Workers who engaged in group-mindfulness activities, such as guided meditation or yoga, were less likely to let their frustrations with a project turn into a fight with teammates. "Team mindfulness can act as a safeguard against this and ensures that the task, rather than the person, remains the focus of reactions," said study co-author Mary Zellmer-Bruhn of the University of Minnesota in a press release. "It can also limit the intensity of one's opposition and negative emotions, thereby limiting escalation."
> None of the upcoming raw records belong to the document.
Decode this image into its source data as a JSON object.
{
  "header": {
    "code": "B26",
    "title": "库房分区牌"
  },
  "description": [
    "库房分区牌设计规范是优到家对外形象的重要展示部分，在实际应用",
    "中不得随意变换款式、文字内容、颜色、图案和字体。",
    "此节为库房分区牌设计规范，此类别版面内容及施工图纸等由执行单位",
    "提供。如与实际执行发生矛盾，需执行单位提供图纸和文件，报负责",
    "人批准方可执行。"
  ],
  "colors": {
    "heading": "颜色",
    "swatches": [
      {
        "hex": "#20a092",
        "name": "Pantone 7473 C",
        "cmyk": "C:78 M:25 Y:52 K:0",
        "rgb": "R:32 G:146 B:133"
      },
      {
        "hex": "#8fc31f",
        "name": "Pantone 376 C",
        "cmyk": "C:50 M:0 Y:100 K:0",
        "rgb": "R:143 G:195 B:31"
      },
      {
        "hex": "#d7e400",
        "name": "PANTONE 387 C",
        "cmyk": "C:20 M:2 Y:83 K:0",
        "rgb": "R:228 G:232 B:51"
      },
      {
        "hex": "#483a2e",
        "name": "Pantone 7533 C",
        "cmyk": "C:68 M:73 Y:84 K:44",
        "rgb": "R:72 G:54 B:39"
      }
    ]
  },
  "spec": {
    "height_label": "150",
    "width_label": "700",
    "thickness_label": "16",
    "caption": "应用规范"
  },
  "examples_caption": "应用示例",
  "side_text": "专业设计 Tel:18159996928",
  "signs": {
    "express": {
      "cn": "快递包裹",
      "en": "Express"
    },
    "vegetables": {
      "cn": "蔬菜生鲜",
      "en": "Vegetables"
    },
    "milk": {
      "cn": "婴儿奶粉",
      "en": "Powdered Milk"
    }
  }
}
Meditation doesn't have to be a cringe-worthy experience, not even with people you work with. Listening to a short recording together, like those available in apps like Headspace, may have a big benefit. Even "setting aside time to share experiences, so that team as a whole becomes more mindful" could be enough, according to Yu. For the chance to bring your best self to a project, it's certainly worth a try.